The project sought to enrich student learning and regional student participation by identifying models of collaboration ... Show Full Abstract
- Graduate professional entry courses in accounting and law
This project sets out to explore, first, whether a masters level degree that meets the requirements for entry into a profession applied different academic standards to those applied in an undergraduate degree that also meets the same professional entry requirements. The second main question was, what should the academic standards be for a professional entry masters course? The research has provided a picture of the structure, learning objectives, teaching and assessment practices for professional bachelor and masters courses in accounting and law. This project has: (1) identified academic standards relating to learning outcomes to distinguish the two pathways to professional practice - undergraduate and postgraduate; (2) benchmarked these standards and used them to develop national academic standards for masters by coursework, focussing on professional entry masters; (3) resulted in a shared standards model for use by law and accounting schools; (4) provided standards to allow students and the professions to understand the differences between the two pathways to professional practice; (5) allowed course coordinators to explain how the areas of knowledge and skills are addressed in both types of qualification and how the two courses differ in respect of the learning outcomes to be achieved by graduates; (6) assisted the accounting bodies, legal accrediting bodies, and those institutions, like the College of Law, which offer statutory authorised legal professional training to law graduates seeking to enter legal practice, to understand the applicable academic standards; (7) assisted accrediting bodies e.g. Tertiary Education Quality and Standards Agency (TEQSA) in accrediting these courses; (8) assisted academics in disciplines other than accounting and law which are introducing or have already introduced graduate entry professional courses to identify and develop applicable academic standards for their courses; and (9) provided a model for other academics that may be planning similar projects to understand standards on different levels of course or to understand how to build courses for students with different entry skills gained from prior educational and life experiences.

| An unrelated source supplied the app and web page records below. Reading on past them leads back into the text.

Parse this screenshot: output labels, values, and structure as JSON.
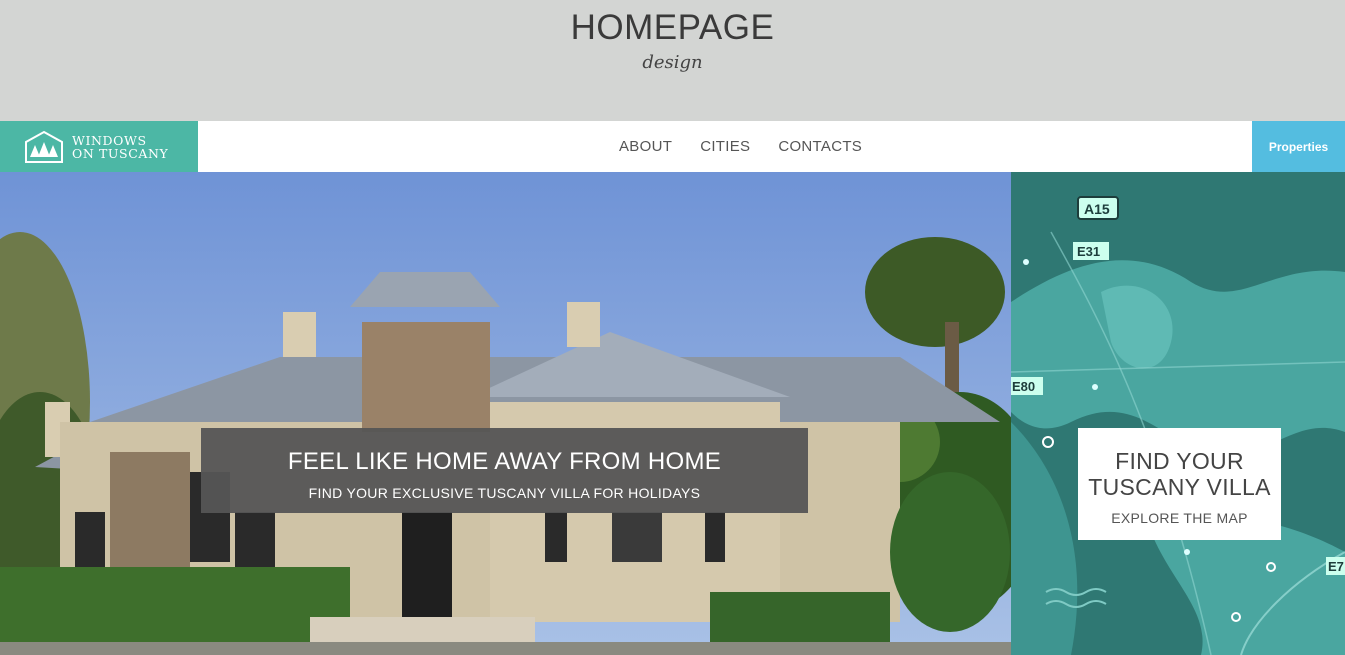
{
  "banner": {
    "title": "HOMEPAGE",
    "subtitle": "design"
  },
  "logo": {
    "line1": "WINDOWS",
    "line2": "ON TUSCANY",
    "icon": "tree-logo-icon"
  },
  "nav": {
    "items": [
      {
        "label": "ABOUT"
      },
      {
        "label": "CITIES"
      },
      {
        "label": "CONTACTS"
      }
    ]
  },
  "properties_button": {
    "label": "Properties"
  },
  "hero": {
    "title": "FEEL LIKE HOME AWAY FROM HOME",
    "subtitle": "FIND YOUR EXCLUSIVE TUSCANY VILLA FOR HOLIDAYS"
  },
  "map": {
    "card_title_line1": "FIND YOUR",
    "card_title_line2": "TUSCANY VILLA",
    "card_link": "EXPLORE THE MAP",
    "road_labels": [
      "A15",
      "E31",
      "E80",
      "E7"
    ]
  },
  "colors": {
    "accent": "#4cb7a5",
    "properties": "#54bde0",
    "banner_bg": "#d3d5d3",
    "overlay": "#555555"
  }
}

This project sets out to explore, first, whether a masters level degree that meets the requirements for entry into a ... Show Full Abstract